▶ _REQUIRED WORK_
When a line below contains the word "days", it counts toward the total; give that total and nothing besides.

▶ _INPUT DATA_
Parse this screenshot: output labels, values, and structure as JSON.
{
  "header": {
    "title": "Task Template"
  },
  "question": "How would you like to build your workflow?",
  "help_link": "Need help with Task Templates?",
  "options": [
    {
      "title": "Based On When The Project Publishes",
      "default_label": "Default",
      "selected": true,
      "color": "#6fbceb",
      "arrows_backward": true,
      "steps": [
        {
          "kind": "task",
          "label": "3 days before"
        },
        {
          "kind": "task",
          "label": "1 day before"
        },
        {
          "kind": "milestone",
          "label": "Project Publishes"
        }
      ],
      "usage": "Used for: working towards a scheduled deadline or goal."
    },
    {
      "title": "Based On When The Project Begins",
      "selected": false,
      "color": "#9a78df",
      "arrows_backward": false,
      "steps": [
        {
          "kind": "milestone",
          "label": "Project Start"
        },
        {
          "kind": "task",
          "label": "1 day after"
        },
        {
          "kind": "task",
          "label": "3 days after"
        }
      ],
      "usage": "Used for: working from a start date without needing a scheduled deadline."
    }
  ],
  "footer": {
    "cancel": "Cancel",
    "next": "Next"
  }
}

▶ _RESPONSE TO THIS TASK_
2